Anyone who is allergic to the ingredients of Gardasil 9 including those severely allergic to yeast, should not receive the vaccine. And GARDASIL 9 was not studied in women who knew they were pregnant.
Gardasil 9 HPV Vaccine Side Effects
Gardasil 9 side effects include pain, swelling, redness, itching, bruising, bleeding, and a lump where your child got the shot, headache, fever, nausea, and dizziness.
Fainting can happen after getting Gardasil 9. Sometimes people who faint can fall and hurt themselves. For this reason, your health care professional may ask your child to sit or lie down for 15 minutes after your child gets Gardasil 9. Some people who faint might shake or become stiff.

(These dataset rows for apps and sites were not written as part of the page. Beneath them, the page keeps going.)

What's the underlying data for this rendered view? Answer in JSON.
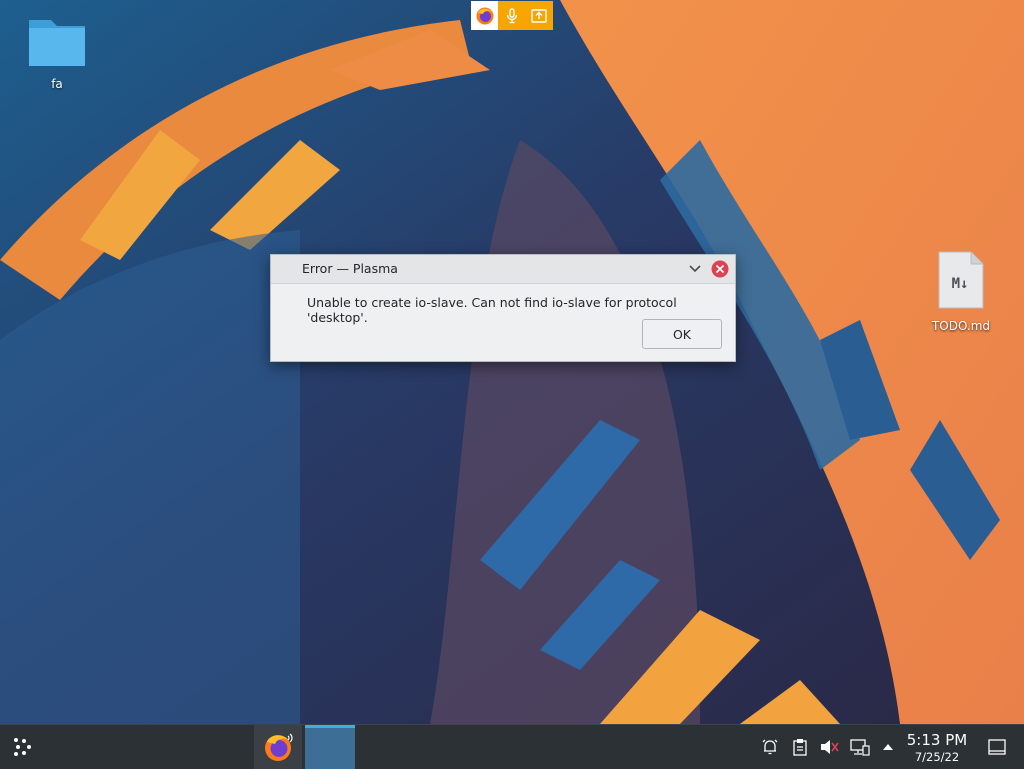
{
  "desktop": {
    "icons": [
      {
        "label": "fa",
        "type": "folder"
      },
      {
        "label": "TODO.md",
        "type": "markdown-file"
      }
    ]
  },
  "share_indicator": {
    "items": [
      "firefox-icon",
      "microphone-icon",
      "screen-share-icon"
    ],
    "color": "#f7a600"
  },
  "dialog": {
    "title": "Error — Plasma",
    "message": "Unable to create io-slave. Can not find io-slave for protocol 'desktop'.",
    "ok_label": "OK"
  },
  "file_icon_text": "M↓",
  "taskbar": {
    "launcher_icon": "kde-launcher-icon",
    "tasks": [
      "firefox-task",
      "active-window-task"
    ],
    "tray_icons": [
      "notifications-icon",
      "clipboard-icon",
      "volume-muted-icon",
      "network-icon",
      "tray-expand-icon"
    ],
    "clock": {
      "time": "5:13 PM",
      "date": "7/25/22"
    }
  }
}
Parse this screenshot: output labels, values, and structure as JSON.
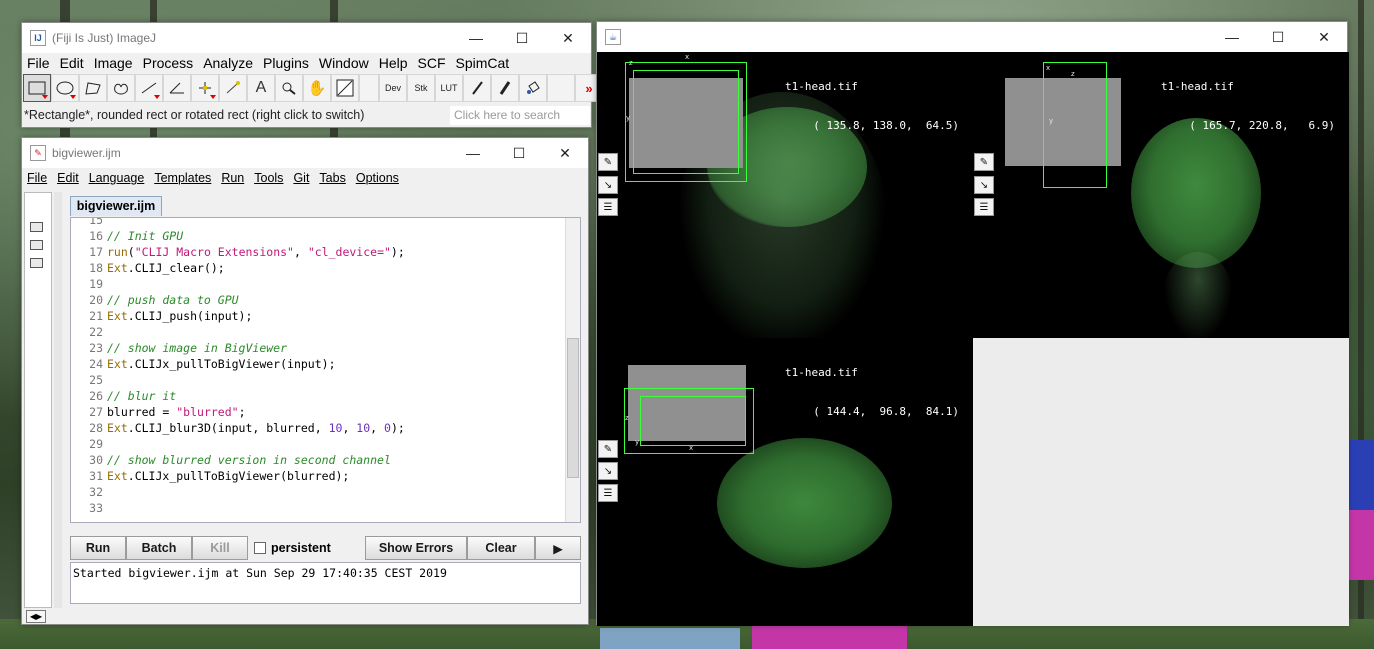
{
  "imagej": {
    "title": "(Fiji Is Just) ImageJ",
    "menu": [
      "File",
      "Edit",
      "Image",
      "Process",
      "Analyze",
      "Plugins",
      "Window",
      "Help",
      "SCF",
      "SpimCat"
    ],
    "tools": [
      "rectangle-tool-icon",
      "oval-tool-icon",
      "polygon-tool-icon",
      "freehand-tool-icon",
      "line-tool-icon",
      "angle-tool-icon",
      "point-tool-icon",
      "wand-tool-icon",
      "text-tool-icon",
      "magnifier-icon",
      "hand-icon",
      "color-picker-icon"
    ],
    "dev_label": "Dev",
    "stk_label": "Stk",
    "lut_label": "LUT",
    "more_label": "»",
    "status": "*Rectangle*, rounded rect or rotated rect (right click to switch)",
    "search_placeholder": "Click here to search"
  },
  "editor": {
    "title": "bigviewer.ijm",
    "menu": [
      "File",
      "Edit",
      "Language",
      "Templates",
      "Run",
      "Tools",
      "Git",
      "Tabs",
      "Options"
    ],
    "tab_label": "bigviewer.ijm",
    "lines": [
      {
        "n": "15",
        "text": ""
      },
      {
        "n": "16",
        "text": "// Init GPU"
      },
      {
        "n": "17",
        "text": "run(\"CLIJ Macro Extensions\", \"cl_device=\");"
      },
      {
        "n": "18",
        "text": "Ext.CLIJ_clear();"
      },
      {
        "n": "19",
        "text": ""
      },
      {
        "n": "20",
        "text": "// push data to GPU"
      },
      {
        "n": "21",
        "text": "Ext.CLIJ_push(input);"
      },
      {
        "n": "22",
        "text": ""
      },
      {
        "n": "23",
        "text": "// show image in BigViewer"
      },
      {
        "n": "24",
        "text": "Ext.CLIJx_pullToBigViewer(input);"
      },
      {
        "n": "25",
        "text": ""
      },
      {
        "n": "26",
        "text": "// blur it"
      },
      {
        "n": "27",
        "text": "blurred = \"blurred\";"
      },
      {
        "n": "28",
        "text": "Ext.CLIJ_blur3D(input, blurred, 10, 10, 0);"
      },
      {
        "n": "29",
        "text": ""
      },
      {
        "n": "30",
        "text": "// show blurred version in second channel"
      },
      {
        "n": "31",
        "text": "Ext.CLIJx_pullToBigViewer(blurred);"
      },
      {
        "n": "32",
        "text": ""
      },
      {
        "n": "33",
        "text": ""
      }
    ],
    "buttons": {
      "run": "Run",
      "batch": "Batch",
      "kill": "Kill",
      "persistent": "persistent",
      "show_errors": "Show Errors",
      "clear": "Clear",
      "play": "▶"
    },
    "console_text": "Started bigviewer.ijm at Sun Sep 29 17:40:35 CEST 2019"
  },
  "viewer": {
    "panes": [
      {
        "name": "t1-head.tif",
        "coords": "( 135.8, 138.0,  64.5)"
      },
      {
        "name": "t1-head.tif",
        "coords": "( 165.7, 220.8,   6.9)"
      },
      {
        "name": "t1-head.tif",
        "coords": "( 144.4,  96.8,  84.1)"
      }
    ],
    "axis_x": "x",
    "axis_y": "y",
    "axis_z": "z"
  },
  "colors": {
    "bbox": "#3bff3b",
    "comment": "#2a8a2a",
    "string": "#c2187a",
    "number": "#6b2fbf",
    "function": "#9a6b00"
  }
}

Gardasil 9 HPV Vaccine News
October 27, 2020 - Merck EVP and chief commercial officer Frank Clyburn said during the new earnings call that Gardasil sales fell by 10% in Q3'2020, largely due to lower demand in the U.S. and Hong Kong, SAR, PRC attributable to the COVID-19 pandemic, partially offset by higher volumes in China and in Europe.
August 27, 2020 - Health Canada announced the extension of the indication for Gardasil 9 to include men between the ages of 27 and 45.
June 12, 2020 - Merck announced that the U.S. FDA has approved an expanded indication for GARDASIL9 for the prevention of oropharyngeal and other head and neck cancers caused by HPV types 16, 18, 31, 33, 45, 52, and 58.
May 28, 2020 - Prophylactic, quadrivalent HPV vaccination can prevent genital warts in healthy women and men, therefore, it should be included in the routine immunization programs.
April 18, 2020 – During 2007–2016, the incidence of cancers of the oral cavity and pharynx increased, despite decreases in several anatomic sites, including the nasopharynx, hypopharynx, lip, and the floor of the mouth.
February 12, 2020 – New cancer prevention research published by researchers at The University of Texas Medical Branch (UTMB) at Galveston indicates that just 1-dose of a human papillomavirus (HPV) vaccine is as effective as multiple vaccinations for preventing pre-invasive cervical disease.
May 31, 2019: A new study published in Science Direct, reported that within 10 years of HPV vaccine introduction, the vaccine-type HPV (VT) prevalence decreased 78 percent among 20 to 24-year-old women, and 38 percent in 25 to 29-year-old women.
October 5, 2018 - FDA approved your request dated April 6, 2018, to supplement your Biologics License Application (BLA) submitted under section 351(a) of the Public Health Service Act (42 U.S.C. 262) for Human Papillomavirus 9-valent Vaccine, Recombinant (GARDASIL® 9) to extend the age range for the use of the vaccine to include women and men from 27 to 45 years of age.
February 9, 2018 - FDA approved your request dated August 11, 2017, to supplement your Biologics License Application (BLA) submitted under section 351(a) of the Public Health Service Act (42 U.S.C. 262) for Human Papillomavirus 9-valent Vaccine, Recombinant (Gardasil 9®), to revise Sections 2.3 and 14.4 of the Gardasil 9® package insert to clarify information regarding the study conducted to assess the safety and immunogenicity of Gardasil 9® in individuals who were previously vaccinated with Gardasil®.
December 16, 2016 - This CDC report includes new recommendations for use of a 2-dose schedule for girls and boys who initiate the vaccination series at ages 9 through 14 years. Three doses remain recommended for persons who initiate the vaccination series at ages 15 through 26 years and for immunocompromised persons.
Gardasil 9 HPV Vaccine Clinical Trials
Phase 4 study - NCT03943875 - Sponsor: The University of Texas Medical Branch, Galveston; Collaborator: Cancer Prevention Research Institute of Texas
We are evaluating whether 15-26-year-old males and females need a 3rd dose of the HPV vaccine, or whether 2 doses provide similar protection as 3 doses from the 9 types of HPV that it protects against. Estimated Primary Completion Date: February 28, 2022.